MATERIAL PROVIDED
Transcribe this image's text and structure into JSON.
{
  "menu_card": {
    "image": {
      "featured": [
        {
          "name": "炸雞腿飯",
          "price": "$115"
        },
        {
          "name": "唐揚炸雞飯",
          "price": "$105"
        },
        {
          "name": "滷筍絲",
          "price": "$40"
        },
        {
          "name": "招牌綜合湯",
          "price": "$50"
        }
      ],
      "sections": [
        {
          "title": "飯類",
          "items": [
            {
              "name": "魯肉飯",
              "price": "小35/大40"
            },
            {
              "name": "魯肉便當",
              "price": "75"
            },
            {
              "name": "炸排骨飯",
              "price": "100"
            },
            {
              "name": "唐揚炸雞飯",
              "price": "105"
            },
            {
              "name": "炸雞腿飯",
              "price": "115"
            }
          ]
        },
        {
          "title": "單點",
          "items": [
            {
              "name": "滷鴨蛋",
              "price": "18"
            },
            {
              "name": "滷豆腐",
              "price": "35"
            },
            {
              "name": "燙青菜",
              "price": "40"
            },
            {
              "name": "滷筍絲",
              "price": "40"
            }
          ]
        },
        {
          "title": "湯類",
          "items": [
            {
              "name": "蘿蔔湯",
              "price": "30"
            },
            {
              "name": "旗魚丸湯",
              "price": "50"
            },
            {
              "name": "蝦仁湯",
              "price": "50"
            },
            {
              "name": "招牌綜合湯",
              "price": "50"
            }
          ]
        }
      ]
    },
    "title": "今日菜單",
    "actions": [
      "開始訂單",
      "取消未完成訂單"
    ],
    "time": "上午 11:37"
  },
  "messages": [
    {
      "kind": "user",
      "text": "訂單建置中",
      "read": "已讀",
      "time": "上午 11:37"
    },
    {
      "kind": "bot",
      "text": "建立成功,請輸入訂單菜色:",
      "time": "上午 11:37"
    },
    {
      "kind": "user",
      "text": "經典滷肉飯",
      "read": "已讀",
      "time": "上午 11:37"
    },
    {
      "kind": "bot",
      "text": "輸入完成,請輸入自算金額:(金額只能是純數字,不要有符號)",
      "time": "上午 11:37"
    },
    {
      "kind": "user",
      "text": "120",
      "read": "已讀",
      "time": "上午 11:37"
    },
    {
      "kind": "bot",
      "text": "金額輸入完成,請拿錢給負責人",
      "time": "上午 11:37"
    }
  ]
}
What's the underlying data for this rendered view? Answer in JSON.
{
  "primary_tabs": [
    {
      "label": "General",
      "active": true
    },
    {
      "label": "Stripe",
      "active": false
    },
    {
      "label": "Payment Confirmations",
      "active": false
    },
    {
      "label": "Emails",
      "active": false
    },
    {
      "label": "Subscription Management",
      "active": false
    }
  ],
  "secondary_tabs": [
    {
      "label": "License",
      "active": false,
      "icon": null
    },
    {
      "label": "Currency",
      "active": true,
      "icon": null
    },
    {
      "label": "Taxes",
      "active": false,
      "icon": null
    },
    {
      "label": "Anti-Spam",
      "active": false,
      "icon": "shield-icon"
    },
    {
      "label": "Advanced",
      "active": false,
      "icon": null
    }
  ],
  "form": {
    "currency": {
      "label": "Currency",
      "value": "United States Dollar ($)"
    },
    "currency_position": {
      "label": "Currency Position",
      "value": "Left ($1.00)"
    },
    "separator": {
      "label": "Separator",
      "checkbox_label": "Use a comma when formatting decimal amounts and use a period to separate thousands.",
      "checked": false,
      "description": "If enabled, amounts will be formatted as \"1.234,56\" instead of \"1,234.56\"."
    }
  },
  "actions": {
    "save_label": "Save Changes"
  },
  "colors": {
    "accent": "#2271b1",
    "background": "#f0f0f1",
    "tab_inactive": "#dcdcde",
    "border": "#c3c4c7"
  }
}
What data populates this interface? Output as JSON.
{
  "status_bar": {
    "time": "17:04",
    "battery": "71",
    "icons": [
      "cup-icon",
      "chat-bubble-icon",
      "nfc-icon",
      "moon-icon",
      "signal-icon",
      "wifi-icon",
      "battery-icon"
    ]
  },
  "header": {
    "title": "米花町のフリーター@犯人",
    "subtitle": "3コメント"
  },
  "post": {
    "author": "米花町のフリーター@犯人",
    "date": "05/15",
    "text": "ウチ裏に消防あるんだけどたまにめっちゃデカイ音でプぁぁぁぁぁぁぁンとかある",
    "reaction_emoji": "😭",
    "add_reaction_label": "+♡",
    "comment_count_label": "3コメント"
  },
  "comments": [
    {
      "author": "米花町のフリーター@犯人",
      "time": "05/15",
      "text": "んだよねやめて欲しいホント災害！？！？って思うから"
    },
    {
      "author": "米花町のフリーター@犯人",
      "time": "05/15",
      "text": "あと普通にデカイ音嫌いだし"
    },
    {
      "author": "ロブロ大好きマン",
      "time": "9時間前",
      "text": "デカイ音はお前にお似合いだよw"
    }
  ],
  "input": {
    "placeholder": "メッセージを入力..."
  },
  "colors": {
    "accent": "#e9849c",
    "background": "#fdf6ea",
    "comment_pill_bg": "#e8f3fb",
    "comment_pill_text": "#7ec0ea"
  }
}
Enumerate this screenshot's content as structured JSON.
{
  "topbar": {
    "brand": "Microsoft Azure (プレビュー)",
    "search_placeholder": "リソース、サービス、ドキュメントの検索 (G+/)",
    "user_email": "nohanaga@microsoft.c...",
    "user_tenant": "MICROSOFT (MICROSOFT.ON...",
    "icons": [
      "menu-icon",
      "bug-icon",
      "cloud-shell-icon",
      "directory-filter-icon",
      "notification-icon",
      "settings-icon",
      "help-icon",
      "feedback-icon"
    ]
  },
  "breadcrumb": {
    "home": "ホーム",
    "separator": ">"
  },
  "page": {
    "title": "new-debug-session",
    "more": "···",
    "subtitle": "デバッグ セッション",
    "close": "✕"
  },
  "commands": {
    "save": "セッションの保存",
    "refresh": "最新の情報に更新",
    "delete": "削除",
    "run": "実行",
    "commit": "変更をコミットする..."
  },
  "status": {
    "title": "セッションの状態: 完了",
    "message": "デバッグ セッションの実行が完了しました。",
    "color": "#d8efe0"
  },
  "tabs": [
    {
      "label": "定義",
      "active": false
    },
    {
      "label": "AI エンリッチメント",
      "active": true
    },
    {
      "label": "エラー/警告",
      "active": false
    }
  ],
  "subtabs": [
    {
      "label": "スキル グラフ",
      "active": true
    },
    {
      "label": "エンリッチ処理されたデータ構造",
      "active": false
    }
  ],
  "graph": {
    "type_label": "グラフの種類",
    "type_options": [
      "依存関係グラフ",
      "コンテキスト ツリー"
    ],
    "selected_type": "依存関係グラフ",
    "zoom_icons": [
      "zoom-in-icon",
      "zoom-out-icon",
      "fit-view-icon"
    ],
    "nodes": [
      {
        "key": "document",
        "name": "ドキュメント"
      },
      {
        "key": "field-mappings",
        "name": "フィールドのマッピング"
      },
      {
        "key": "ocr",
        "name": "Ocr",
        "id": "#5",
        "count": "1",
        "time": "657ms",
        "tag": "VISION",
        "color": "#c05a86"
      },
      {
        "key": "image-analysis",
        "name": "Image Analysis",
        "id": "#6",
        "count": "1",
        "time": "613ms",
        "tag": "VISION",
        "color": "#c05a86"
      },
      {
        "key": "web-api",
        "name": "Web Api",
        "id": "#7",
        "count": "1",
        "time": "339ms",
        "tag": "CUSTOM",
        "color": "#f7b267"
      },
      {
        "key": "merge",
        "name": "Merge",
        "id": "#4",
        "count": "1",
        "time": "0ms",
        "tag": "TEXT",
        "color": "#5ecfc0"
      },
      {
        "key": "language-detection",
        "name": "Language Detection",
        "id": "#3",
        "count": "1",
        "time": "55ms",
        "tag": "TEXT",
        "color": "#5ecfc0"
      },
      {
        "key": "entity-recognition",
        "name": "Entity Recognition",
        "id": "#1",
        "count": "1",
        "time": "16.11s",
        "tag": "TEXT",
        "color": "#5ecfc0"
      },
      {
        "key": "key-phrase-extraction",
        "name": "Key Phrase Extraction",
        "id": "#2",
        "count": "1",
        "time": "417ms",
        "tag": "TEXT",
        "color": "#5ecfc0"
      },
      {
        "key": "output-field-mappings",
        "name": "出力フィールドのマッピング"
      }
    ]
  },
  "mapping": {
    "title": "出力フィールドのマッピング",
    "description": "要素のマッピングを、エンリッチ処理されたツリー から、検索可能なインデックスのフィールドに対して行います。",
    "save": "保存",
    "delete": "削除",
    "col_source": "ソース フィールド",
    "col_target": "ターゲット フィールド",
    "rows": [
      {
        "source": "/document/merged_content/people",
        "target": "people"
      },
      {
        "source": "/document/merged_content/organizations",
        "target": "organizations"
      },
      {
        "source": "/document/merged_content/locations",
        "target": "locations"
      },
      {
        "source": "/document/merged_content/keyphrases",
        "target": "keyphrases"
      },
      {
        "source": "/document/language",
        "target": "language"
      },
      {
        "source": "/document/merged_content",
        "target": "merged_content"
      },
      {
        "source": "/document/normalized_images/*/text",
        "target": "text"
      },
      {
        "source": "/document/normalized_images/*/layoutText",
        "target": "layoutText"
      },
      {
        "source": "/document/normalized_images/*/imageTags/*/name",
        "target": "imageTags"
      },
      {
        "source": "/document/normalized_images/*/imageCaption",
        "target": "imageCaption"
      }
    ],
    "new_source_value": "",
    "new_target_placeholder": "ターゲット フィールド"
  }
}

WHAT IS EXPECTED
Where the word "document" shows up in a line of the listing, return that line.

ANSWER SECTION
        "key": "document",
        "source": "/document/merged_content/people",
        "source": "/document/merged_content/organizations",
        "source": "/document/merged_content/locations",
        "source": "/document/merged_content/keyphrases",
        "source": "/document/language",
        "source": "/document/merged_content",
        "source": "/document/normalized_images/*/text",
        "source": "/document/normalized_images/*/layoutText",
        "source": "/document/normalized_images/*/imageTags/*/name",
        "source": "/document/normalized_images/*/imageCaption",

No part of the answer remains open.